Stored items
-*-*-
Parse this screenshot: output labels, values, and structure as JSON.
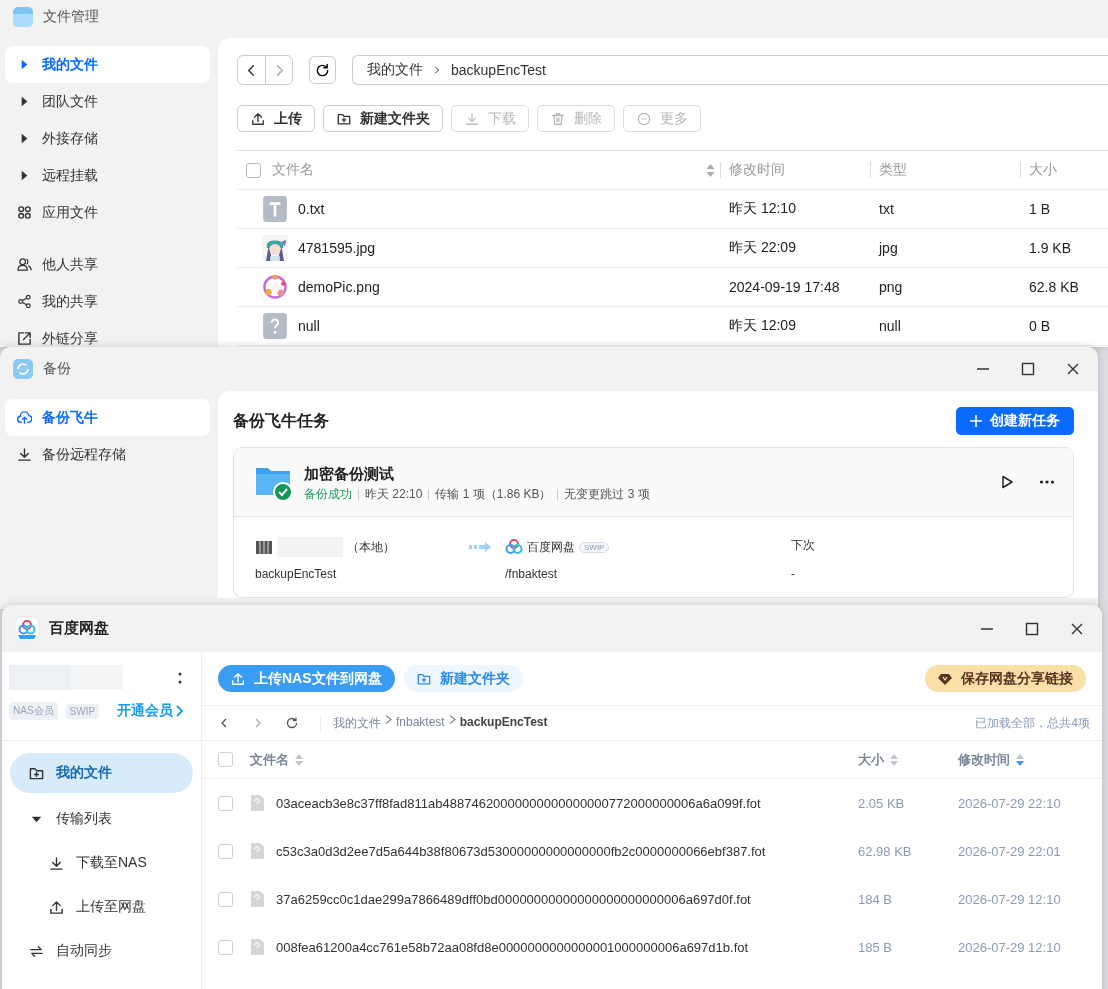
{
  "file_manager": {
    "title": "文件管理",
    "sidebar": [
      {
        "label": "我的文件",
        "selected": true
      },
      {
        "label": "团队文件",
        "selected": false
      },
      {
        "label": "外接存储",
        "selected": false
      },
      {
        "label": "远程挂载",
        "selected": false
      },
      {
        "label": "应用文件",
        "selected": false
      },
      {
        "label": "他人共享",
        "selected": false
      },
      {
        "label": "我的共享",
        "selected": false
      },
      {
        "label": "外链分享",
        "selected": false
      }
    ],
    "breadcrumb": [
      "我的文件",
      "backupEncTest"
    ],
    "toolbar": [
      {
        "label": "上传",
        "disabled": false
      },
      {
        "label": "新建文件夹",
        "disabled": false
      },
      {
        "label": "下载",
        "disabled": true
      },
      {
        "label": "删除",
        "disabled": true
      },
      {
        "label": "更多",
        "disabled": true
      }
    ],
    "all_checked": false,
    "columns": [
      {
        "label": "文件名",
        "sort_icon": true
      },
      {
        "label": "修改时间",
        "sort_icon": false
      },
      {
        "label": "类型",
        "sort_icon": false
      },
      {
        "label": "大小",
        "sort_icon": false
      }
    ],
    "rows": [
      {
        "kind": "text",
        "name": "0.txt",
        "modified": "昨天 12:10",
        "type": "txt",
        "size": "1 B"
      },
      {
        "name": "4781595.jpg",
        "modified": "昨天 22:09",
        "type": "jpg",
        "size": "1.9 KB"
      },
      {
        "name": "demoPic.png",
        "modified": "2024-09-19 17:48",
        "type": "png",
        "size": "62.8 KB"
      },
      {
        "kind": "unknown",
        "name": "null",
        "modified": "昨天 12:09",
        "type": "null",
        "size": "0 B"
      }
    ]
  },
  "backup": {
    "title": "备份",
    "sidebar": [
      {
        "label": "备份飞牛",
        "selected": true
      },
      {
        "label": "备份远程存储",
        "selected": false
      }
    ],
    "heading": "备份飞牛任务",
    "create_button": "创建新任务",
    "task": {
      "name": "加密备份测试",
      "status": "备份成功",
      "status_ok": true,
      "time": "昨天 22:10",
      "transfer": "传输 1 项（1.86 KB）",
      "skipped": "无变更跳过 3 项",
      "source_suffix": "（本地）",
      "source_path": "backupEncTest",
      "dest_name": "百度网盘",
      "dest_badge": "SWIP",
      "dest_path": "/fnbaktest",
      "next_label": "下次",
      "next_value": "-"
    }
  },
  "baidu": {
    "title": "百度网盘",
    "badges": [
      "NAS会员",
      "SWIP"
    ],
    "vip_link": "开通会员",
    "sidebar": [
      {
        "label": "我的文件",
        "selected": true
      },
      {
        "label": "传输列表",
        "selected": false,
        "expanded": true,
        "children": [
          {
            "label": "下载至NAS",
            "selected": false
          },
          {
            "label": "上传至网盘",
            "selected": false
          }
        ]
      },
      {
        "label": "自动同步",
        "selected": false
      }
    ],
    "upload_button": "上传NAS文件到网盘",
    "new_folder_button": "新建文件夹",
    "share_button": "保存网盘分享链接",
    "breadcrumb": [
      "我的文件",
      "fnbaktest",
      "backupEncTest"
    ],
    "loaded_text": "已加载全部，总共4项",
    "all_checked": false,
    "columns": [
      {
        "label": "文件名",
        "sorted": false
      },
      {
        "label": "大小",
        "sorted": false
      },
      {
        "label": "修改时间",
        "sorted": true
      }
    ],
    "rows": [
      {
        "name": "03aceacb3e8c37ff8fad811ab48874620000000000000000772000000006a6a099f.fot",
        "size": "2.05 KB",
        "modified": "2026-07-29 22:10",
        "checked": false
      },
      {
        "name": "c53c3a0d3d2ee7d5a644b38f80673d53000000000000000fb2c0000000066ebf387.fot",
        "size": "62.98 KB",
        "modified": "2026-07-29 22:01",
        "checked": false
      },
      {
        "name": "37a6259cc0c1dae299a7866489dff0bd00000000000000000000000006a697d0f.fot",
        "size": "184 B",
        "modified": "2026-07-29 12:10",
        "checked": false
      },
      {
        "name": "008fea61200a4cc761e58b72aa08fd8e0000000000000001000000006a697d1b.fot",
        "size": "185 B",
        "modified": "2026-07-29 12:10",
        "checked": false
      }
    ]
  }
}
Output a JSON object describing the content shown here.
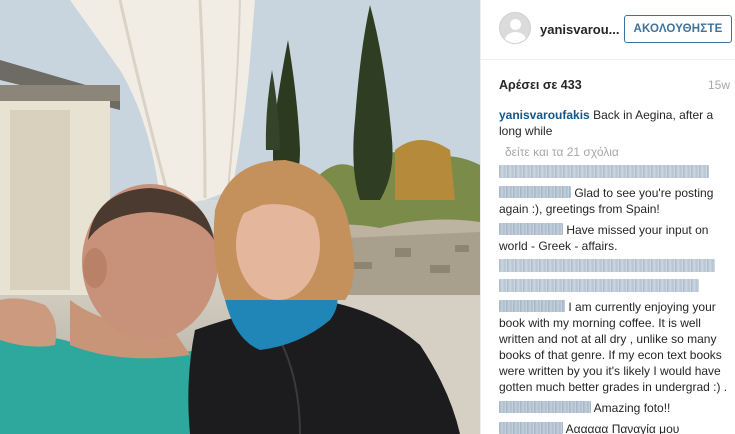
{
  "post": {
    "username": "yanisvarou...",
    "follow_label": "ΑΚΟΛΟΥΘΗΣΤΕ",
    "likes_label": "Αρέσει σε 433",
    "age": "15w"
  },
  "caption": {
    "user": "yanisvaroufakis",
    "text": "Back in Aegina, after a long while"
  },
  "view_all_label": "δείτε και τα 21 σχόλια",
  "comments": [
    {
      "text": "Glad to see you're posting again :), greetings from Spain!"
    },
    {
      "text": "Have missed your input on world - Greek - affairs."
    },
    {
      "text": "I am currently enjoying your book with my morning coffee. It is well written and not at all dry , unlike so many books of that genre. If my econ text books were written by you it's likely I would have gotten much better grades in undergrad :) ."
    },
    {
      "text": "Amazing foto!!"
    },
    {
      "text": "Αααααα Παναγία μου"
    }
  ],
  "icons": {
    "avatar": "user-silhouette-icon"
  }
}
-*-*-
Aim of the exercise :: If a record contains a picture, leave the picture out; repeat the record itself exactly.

Task output ::
Parse this screenshot: output labels, values, and structure as JSON.
{
  "file_manager": {
    "title": "文件管理",
    "sidebar": [
      {
        "label": "我的文件",
        "selected": true
      },
      {
        "label": "团队文件",
        "selected": false
      },
      {
        "label": "外接存储",
        "selected": false
      },
      {
        "label": "远程挂载",
        "selected": false
      },
      {
        "label": "应用文件",
        "selected": false
      },
      {
        "label": "他人共享",
        "selected": false
      },
      {
        "label": "我的共享",
        "selected": false
      },
      {
        "label": "外链分享",
        "selected": false
      }
    ],
    "breadcrumb": [
      "我的文件",
      "backupEncTest"
    ],
    "toolbar": [
      {
        "label": "上传",
        "disabled": false
      },
      {
        "label": "新建文件夹",
        "disabled": false
      },
      {
        "label": "下载",
        "disabled": true
      },
      {
        "label": "删除",
        "disabled": true
      },
      {
        "label": "更多",
        "disabled": true
      }
    ],
    "all_checked": false,
    "columns": [
      {
        "label": "文件名",
        "sort_icon": true
      },
      {
        "label": "修改时间",
        "sort_icon": false
      },
      {
        "label": "类型",
        "sort_icon": false
      },
      {
        "label": "大小",
        "sort_icon": false
      }
    ],
    "rows": [
      {
        "kind": "text",
        "name": "0.txt",
        "modified": "昨天 12:10",
        "type": "txt",
        "size": "1 B"
      },
      {
        "name": "4781595.jpg",
        "modified": "昨天 22:09",
        "type": "jpg",
        "size": "1.9 KB"
      },
      {
        "name": "demoPic.png",
        "modified": "2024-09-19 17:48",
        "type": "png",
        "size": "62.8 KB"
      },
      {
        "kind": "unknown",
        "name": "null",
        "modified": "昨天 12:09",
        "type": "null",
        "size": "0 B"
      }
    ]
  },
  "backup": {
    "title": "备份",
    "sidebar": [
      {
        "label": "备份飞牛",
        "selected": true
      },
      {
        "label": "备份远程存储",
        "selected": false
      }
    ],
    "heading": "备份飞牛任务",
    "create_button": "创建新任务",
    "task": {
      "name": "加密备份测试",
      "status": "备份成功",
      "status_ok": true,
      "time": "昨天 22:10",
      "transfer": "传输 1 项（1.86 KB）",
      "skipped": "无变更跳过 3 项",
      "source_suffix": "（本地）",
      "source_path": "backupEncTest",
      "dest_name": "百度网盘",
      "dest_badge": "SWIP",
      "dest_path": "/fnbaktest",
      "next_label": "下次",
      "next_value": "-"
    }
  },
  "baidu": {
    "title": "百度网盘",
    "badges": [
      "NAS会员",
      "SWIP"
    ],
    "vip_link": "开通会员",
    "sidebar": [
      {
        "label": "我的文件",
        "selected": true
      },
      {
        "label": "传输列表",
        "selected": false,
        "expanded": true,
        "children": [
          {
            "label": "下载至NAS",
            "selected": false
          },
          {
            "label": "上传至网盘",
            "selected": false
          }
        ]
      },
      {
        "label": "自动同步",
        "selected": false
      }
    ],
    "upload_button": "上传NAS文件到网盘",
    "new_folder_button": "新建文件夹",
    "share_button": "保存网盘分享链接",
    "breadcrumb": [
      "我的文件",
      "fnbaktest",
      "backupEncTest"
    ],
    "loaded_text": "已加载全部，总共4项",
    "all_checked": false,
    "columns": [
      {
        "label": "文件名",
        "sorted": false
      },
      {
        "label": "大小",
        "sorted": false
      },
      {
        "label": "修改时间",
        "sorted": true
      }
    ],
    "rows": [
      {
        "name": "03aceacb3e8c37ff8fad811ab48874620000000000000000772000000006a6a099f.fot",
        "size": "2.05 KB",
        "modified": "2026-07-29 22:10",
        "checked": false
      },
      {
        "name": "c53c3a0d3d2ee7d5a644b38f80673d53000000000000000fb2c0000000066ebf387.fot",
        "size": "62.98 KB",
        "modified": "2026-07-29 22:01",
        "checked": false
      },
      {
        "name": "37a6259cc0c1dae299a7866489dff0bd00000000000000000000000006a697d0f.fot",
        "size": "184 B",
        "modified": "2026-07-29 12:10",
        "checked": false
      },
      {
        "name": "008fea61200a4cc761e58b72aa08fd8e0000000000000001000000006a697d1b.fot",
        "size": "185 B",
        "modified": "2026-07-29 12:10",
        "checked": false
      }
    ]
  }
}
Output a JSON object describing the content shown here.
{
  "post": {
    "username": "yanisvarou...",
    "follow_label": "ΑΚΟΛΟΥΘΗΣΤΕ",
    "likes_label": "Αρέσει σε 433",
    "age": "15w"
  },
  "caption": {
    "user": "yanisvaroufakis",
    "text": "Back in Aegina, after a long while"
  },
  "view_all_label": "δείτε και τα 21 σχόλια",
  "comments": [
    {
      "text": "Glad to see you're posting again :), greetings from Spain!"
    },
    {
      "text": "Have missed your input on world - Greek - affairs."
    },
    {
      "text": "I am currently enjoying your book with my morning coffee. It is well written and not at all dry , unlike so many books of that genre. If my econ text books were written by you it's likely I would have gotten much better grades in undergrad :) ."
    },
    {
      "text": "Amazing foto!!"
    },
    {
      "text": "Αααααα Παναγία μου"
    }
  ],
  "icons": {
    "avatar": "user-silhouette-icon"
  }
}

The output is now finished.